Such were the principal figures of La Billardiere's division of the ministry, where also were other clerks of less account, who resembled more or less those that are represented here. It is difficult even for an observer to decide from the aspect of these strange personalities whether the goose-quill tribe were becoming idiots from the effects of their employment or whether they entered the service because they were natural born fools. Possibly the making of them lies at the door of Nature and of the government both. Nature, to a civil-service clerk is, in fact, the sphere of the office; his horizon is bounded on all sides by green boxes; to him, atmospheric changes are the air of the corridors, the masculine exhalations contained in rooms without ventilators, the odor of paper, pens, and ink; the soil he treads is a tiled pavement or a wooden floor, strewn with a curious litter and moistened by the attendant's watering-pot; his sky is the ceiling toward which he yawns; his element is dust. Several distinguished doctors have remonstrated against the influence of this second nature, both savage and civilized, on the moral being vegetating in those dreadful pens called bureaus, where the sun seldom penetrates, where thoughts are tied down to occupations like that of horses who turn a crank and who, poor beasts, yawn distressingly and die quickly. Rabourdin was, therefore, fully justified in seeking to reform their present condition, by lessening their numbers and giving to each a larger salary and far heavier work. Men are neither wearied nor bored when doing great things. Under the present system government loses fully four hours out of the nine which the clerks owe to the service,—hours wasted, as we shall see, in conversations, in gossip, in disputes, and, above all, in underhand intriguing. The reader must have haunted the bureaus of the ministerial departments before he can realize how much their petty and belittling life resembles that of seminaries. Wherever men live collectively this likeness is obvious; in regiments, in law-courts, you will find the elements of the school on a smaller or larger scale. The government clerks, forced to be together for nine hours of the day, looked upon their office as a sort of class-room where they had tasks to perform, where the head of the bureau was no other than a schoolmaster, and where the gratuities bestowed took the place of prizes given out to proteges,—a place, moreover, where they teased and hated each other, and yet felt a certain comradeship, colder than that of a regiment, which itself is less hearty than that of seminaries. As a man advances in life he grows more selfish; egoism develops, and relaxes all the secondary bonds of affection.
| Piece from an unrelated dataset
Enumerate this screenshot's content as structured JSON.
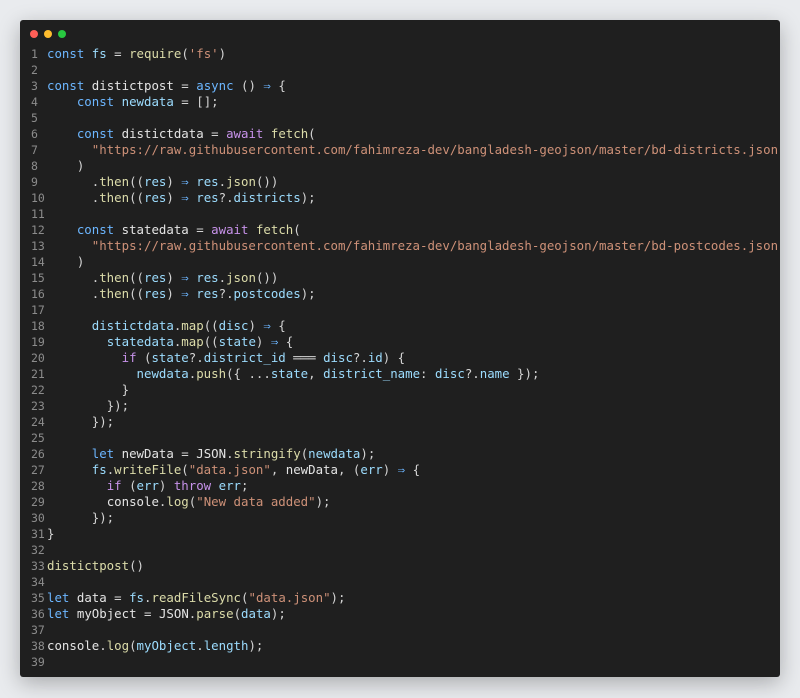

A government office is, in short, a microcosm of society, with its oddities and hatreds, its envy and its cupidity, its determination to push on, no matter who goes under, its frivolous gossip which gives so many wounds, and its perpetual spying.